> _TASK DIRECTIONS_:
An exact copy of the listing below is required.

> _SUPPLIED INFORMATION_:
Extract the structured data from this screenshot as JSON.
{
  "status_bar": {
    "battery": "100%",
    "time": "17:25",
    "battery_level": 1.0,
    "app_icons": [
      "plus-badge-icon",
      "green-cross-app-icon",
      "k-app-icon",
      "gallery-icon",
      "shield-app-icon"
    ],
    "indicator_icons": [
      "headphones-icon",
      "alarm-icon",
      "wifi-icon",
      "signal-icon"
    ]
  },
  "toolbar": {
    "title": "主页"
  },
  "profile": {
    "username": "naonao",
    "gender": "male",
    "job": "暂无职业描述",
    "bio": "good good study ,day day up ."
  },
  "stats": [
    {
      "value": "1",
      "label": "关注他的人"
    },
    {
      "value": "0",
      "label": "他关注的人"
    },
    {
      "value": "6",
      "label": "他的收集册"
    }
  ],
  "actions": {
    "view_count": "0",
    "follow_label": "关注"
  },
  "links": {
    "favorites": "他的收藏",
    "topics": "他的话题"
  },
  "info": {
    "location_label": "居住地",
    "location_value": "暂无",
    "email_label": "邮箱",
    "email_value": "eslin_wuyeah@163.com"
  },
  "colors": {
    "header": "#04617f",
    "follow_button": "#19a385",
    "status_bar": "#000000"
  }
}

> _TASK SOLUTION_:
Extract the structured data from this screenshot as JSON.
{
  "status_bar": {
    "battery": "100%",
    "time": "17:25",
    "battery_level": 1.0,
    "app_icons": [
      "plus-badge-icon",
      "green-cross-app-icon",
      "k-app-icon",
      "gallery-icon",
      "shield-app-icon"
    ],
    "indicator_icons": [
      "headphones-icon",
      "alarm-icon",
      "wifi-icon",
      "signal-icon"
    ]
  },
  "toolbar": {
    "title": "主页"
  },
  "profile": {
    "username": "naonao",
    "gender": "male",
    "job": "暂无职业描述",
    "bio": "good good study ,day day up ."
  },
  "stats": [
    {
      "value": "1",
      "label": "关注他的人"
    },
    {
      "value": "0",
      "label": "他关注的人"
    },
    {
      "value": "6",
      "label": "他的收集册"
    }
  ],
  "actions": {
    "view_count": "0",
    "follow_label": "关注"
  },
  "links": {
    "favorites": "他的收藏",
    "topics": "他的话题"
  },
  "info": {
    "location_label": "居住地",
    "location_value": "暂无",
    "email_label": "邮箱",
    "email_value": "eslin_wuyeah@163.com"
  },
  "colors": {
    "header": "#04617f",
    "follow_button": "#19a385",
    "status_bar": "#000000"
  }
}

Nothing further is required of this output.